The committee decides what properties qualify for financial assistance in assessing the cleanup and development of brownfield properties in the county. The funds can be used for environmental assessment, drilling or testing to locate contaminants and a development plan. The next phase would include testing for contaminants on the site. The county funds come from a federal grant and can’t be used for demolition or remediation.

“Our staff is still working on a redevelopment plan,” Justice said.

Bagley has fought a legal battle with the city over his attempts to redevelop the property. He said city officials have thrown as many roadblocks as possible in his way to prevent him from finishing his plans. In the past, Bagley accused city officials of coveting the property so it can be developed the way they want. He said he has spent thousands of dollars on repairs and cleanup. Bagley did not return calls for comment by deadline.

In May, Circuit Court Judge James Muehlbauer dismissed an attempt by the city to raze the building. On July 6, the city posted stop work orders on the property that said the building was unfit for human habitation. Justice said the order was imposed because the city had reason to believe work was done without proper permits. In September, the city filed the new raze order, which calls for the building to be razed and the site left in a “dust-free and erosion-free” condition. If the property owner does not demolish the buildings the city can, and subsequently add that cost to the property’s tax bill.

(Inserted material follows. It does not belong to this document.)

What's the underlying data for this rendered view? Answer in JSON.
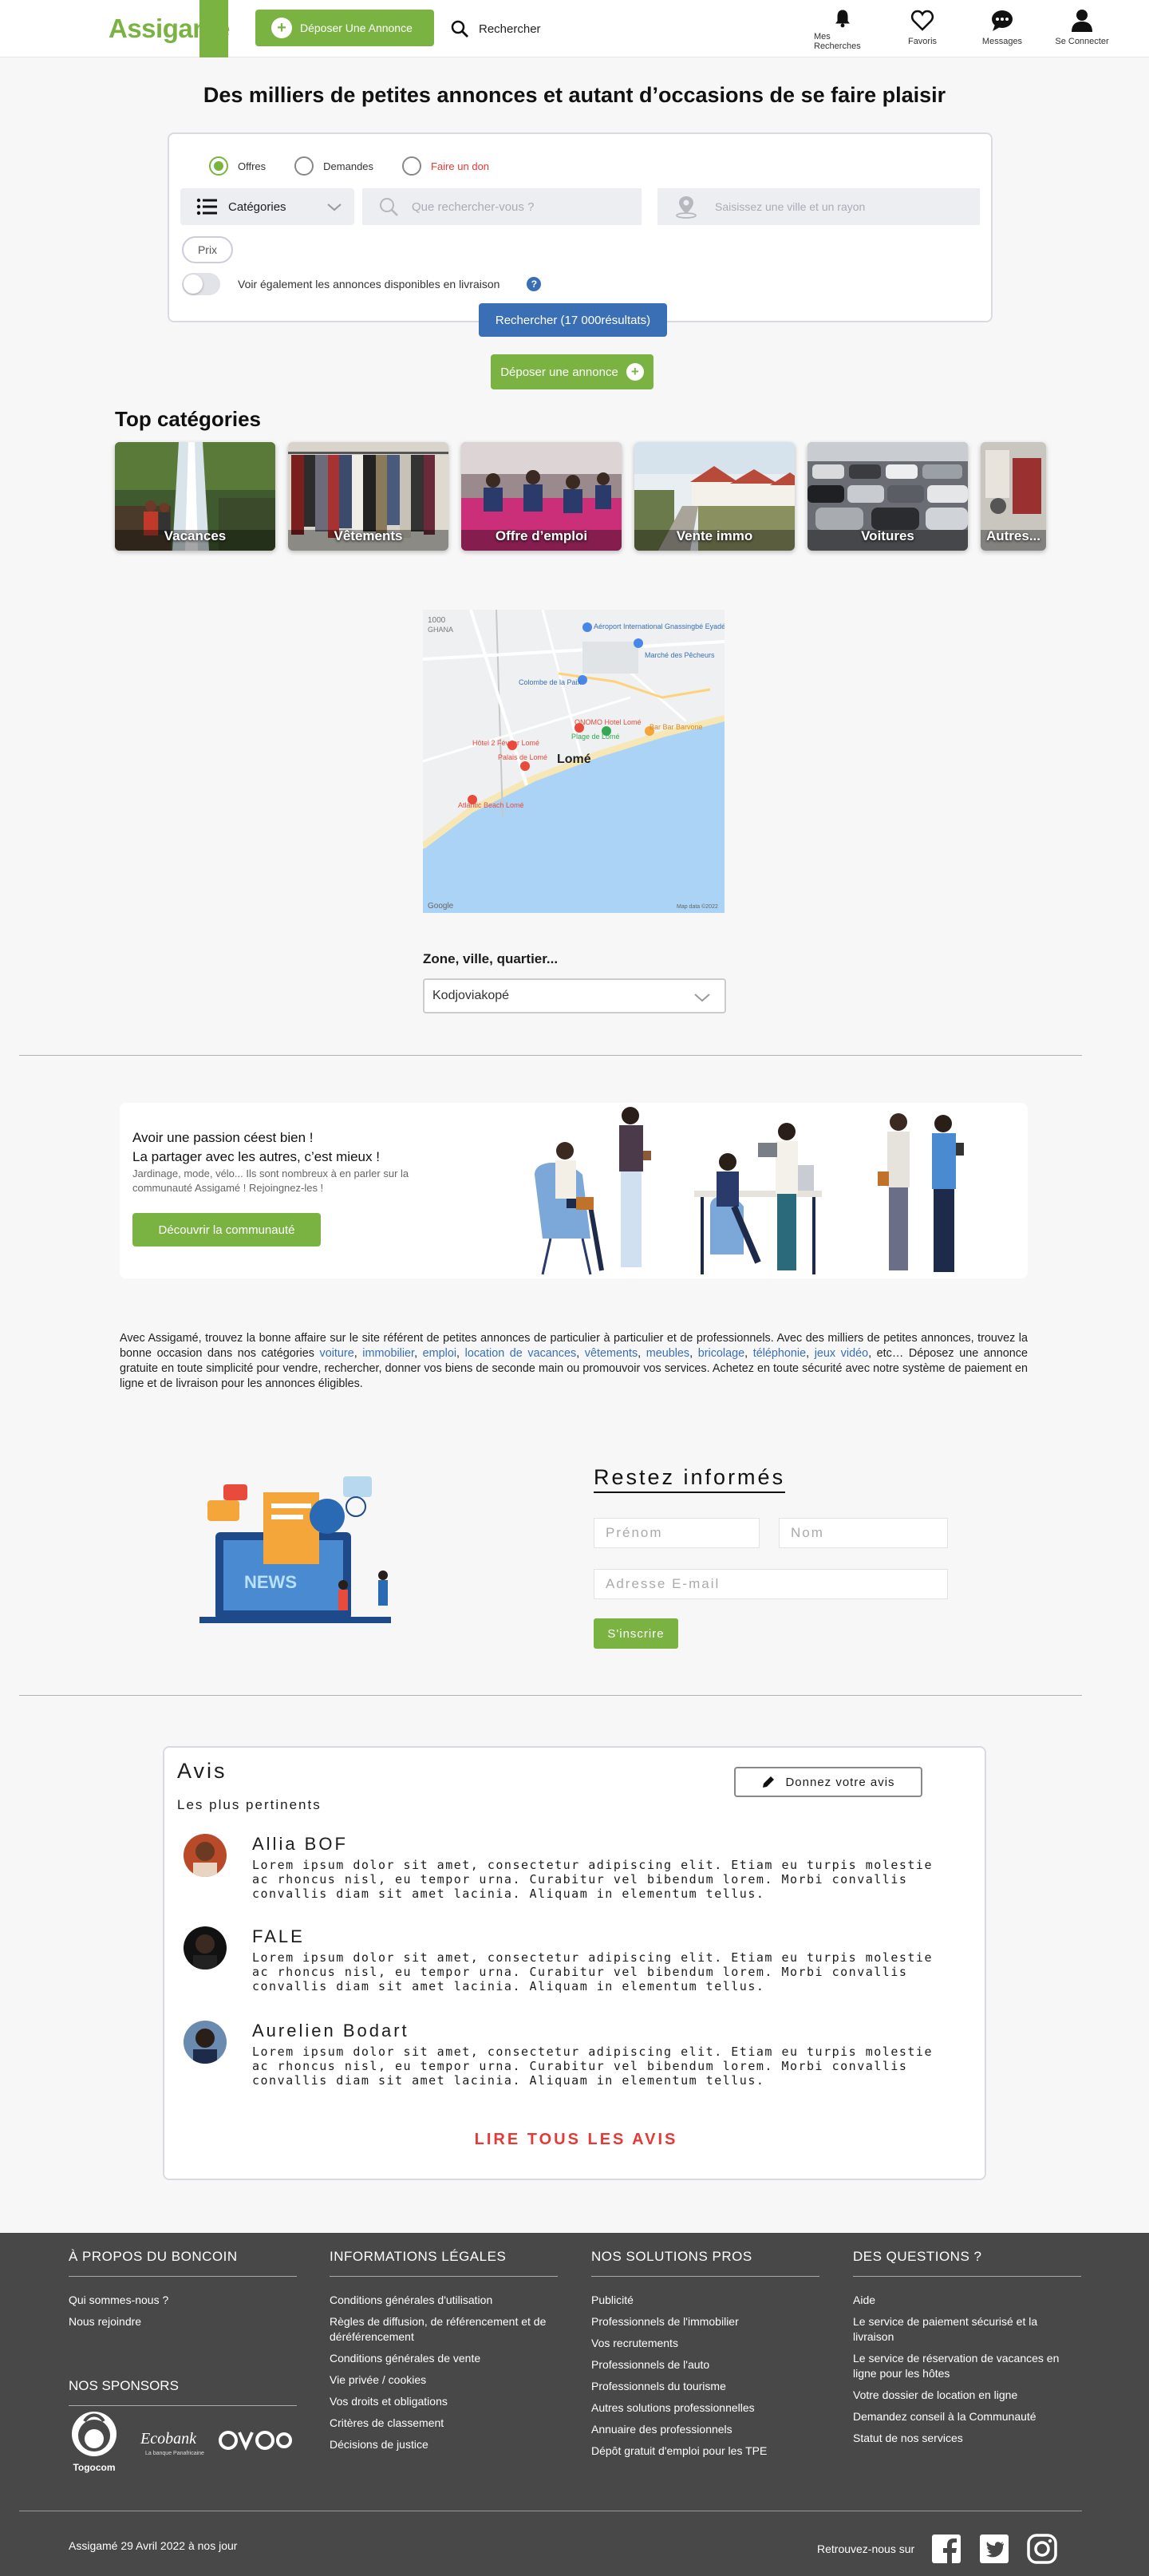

“It would be premature to say the city could possibly buy the property,” Justice said. “We appreciate that the owner has been cooperative now and we’re hoping a deal can be worked out that’s good for all the parties involved.”

West Bend 7th District Alderman Adam Williquette, representative of the district where the property is, said he could not comment on the issue because of “ongoing litigation.”

Reach reporter Joe VanDeLaarschot at jvan@conleynet.com.